Musician Justin Robinson said of his band, Carolina Chocolate Drops, “Tradition is a guide, not a jailer. We play in an older tradition but we are modern musicians.” The statement prefaces the philosophy behind the band’s artistry. Yes, they play old-time music, but they are modern.  Their instruments are traditional, yet played with contemporary stylings.  They […]

Read more

“Anthropology demands the open-mindedness,” said social scientist Margaret Mead,” with which one must look and listen, record in astonishment and wonder . . . ” Understanding and appreciating our amazing social traditions–from how we bury our dead to how we prepare holiday meals together–is “doing anthropology.” At The Social Voice Project, we celebrate history and people […]

Read more

Whenever I talk to groups about my work recording veterans oral histories, I usually share a story about Mr. Donald Myers, a WWII Marine officer who led his troops through some of the most horrific combat in the South Pacific islands. Think of those old black & white war films from the islands. Flame-throwers, bayonets, […]

Read more
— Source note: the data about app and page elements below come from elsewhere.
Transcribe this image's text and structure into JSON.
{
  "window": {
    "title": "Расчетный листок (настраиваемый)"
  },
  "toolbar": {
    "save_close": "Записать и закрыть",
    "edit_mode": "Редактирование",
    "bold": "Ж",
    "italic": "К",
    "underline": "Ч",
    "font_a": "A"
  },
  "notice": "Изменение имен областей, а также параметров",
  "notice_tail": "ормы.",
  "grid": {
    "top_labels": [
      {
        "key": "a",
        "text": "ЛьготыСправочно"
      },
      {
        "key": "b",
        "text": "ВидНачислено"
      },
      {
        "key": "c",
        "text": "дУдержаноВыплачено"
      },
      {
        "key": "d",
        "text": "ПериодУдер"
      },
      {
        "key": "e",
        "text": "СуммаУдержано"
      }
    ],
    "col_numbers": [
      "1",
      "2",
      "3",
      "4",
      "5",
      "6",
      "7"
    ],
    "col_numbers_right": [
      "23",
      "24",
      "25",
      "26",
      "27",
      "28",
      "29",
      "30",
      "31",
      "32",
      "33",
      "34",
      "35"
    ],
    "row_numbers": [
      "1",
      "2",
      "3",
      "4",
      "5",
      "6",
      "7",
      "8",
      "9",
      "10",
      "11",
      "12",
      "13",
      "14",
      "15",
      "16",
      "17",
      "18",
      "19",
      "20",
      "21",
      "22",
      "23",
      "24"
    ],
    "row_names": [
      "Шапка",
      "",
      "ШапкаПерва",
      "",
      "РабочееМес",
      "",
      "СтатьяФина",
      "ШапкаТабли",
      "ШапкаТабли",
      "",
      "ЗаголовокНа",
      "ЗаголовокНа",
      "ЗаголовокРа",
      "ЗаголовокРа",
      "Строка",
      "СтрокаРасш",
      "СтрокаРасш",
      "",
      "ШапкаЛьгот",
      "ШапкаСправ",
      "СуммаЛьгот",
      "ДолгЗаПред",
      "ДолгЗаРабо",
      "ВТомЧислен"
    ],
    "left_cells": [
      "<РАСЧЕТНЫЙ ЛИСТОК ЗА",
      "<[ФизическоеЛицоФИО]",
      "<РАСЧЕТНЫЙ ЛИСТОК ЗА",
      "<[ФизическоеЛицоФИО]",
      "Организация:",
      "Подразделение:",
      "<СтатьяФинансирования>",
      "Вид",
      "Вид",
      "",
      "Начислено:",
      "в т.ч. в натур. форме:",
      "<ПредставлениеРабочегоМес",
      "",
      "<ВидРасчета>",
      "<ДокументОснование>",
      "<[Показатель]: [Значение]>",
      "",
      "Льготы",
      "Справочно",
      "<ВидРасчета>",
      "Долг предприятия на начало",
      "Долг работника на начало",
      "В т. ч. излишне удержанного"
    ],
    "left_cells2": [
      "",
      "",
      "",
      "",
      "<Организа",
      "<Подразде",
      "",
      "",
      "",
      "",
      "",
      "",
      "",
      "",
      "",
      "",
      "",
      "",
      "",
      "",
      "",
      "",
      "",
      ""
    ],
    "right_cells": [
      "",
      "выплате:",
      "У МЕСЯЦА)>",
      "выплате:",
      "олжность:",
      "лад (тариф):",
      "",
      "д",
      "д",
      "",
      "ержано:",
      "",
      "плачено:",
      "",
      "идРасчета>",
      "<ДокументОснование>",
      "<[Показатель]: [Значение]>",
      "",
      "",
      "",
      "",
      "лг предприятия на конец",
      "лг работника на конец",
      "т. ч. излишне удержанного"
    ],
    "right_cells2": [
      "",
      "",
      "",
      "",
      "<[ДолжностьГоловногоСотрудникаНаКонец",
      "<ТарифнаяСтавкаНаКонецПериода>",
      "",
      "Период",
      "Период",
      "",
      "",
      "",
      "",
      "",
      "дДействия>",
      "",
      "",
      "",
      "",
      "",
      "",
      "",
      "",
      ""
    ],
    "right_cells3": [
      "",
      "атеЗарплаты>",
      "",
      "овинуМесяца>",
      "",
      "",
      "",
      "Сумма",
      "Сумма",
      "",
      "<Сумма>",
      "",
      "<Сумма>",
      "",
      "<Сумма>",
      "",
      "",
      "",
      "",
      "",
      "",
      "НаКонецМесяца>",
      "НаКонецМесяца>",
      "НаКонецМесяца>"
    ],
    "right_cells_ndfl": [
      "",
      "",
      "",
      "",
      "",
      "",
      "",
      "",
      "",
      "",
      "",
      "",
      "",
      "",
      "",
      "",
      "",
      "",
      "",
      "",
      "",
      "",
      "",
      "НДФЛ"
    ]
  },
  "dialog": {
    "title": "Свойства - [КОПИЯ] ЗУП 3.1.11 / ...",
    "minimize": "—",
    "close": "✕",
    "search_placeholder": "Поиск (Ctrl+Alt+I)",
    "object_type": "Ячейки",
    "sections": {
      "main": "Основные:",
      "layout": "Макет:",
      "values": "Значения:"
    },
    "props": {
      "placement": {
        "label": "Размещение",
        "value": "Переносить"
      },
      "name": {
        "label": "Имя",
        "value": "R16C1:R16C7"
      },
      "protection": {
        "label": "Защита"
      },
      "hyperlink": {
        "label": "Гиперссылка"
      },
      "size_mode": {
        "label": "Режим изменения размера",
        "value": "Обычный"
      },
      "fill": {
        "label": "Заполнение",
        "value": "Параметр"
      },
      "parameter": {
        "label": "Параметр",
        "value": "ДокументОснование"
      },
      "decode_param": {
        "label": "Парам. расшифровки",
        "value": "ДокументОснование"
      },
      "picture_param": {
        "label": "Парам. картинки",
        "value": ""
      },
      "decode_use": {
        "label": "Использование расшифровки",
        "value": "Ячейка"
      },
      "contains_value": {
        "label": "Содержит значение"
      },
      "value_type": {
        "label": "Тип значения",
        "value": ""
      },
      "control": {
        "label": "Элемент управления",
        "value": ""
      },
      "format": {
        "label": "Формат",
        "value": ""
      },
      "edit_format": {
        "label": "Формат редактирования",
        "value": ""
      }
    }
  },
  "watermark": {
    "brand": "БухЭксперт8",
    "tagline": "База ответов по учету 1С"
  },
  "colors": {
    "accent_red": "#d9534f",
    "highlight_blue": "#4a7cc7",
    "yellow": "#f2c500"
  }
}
TSVP strongly encourages local historical societies and museums to engage history in real time by using digital media to document, preserve, interpret, and share what is happening in our communities–right now. Carpe diem! In our opinion, too many local history organizations are rear facing and fixated on a static past. We think these organizations can […]

Read more

The Social Voice Project is mentioned in the chapter, “Oral History for the Twenty-First Century,” alongside StoryCorps (Library of Congress, National Public Radio) and the internationally acclaimed Memoro Project as a significant public history program that captures, preserves, and shares the voices and stories of our local communities. In reaction, we respond: “TSVP began as […]

Read more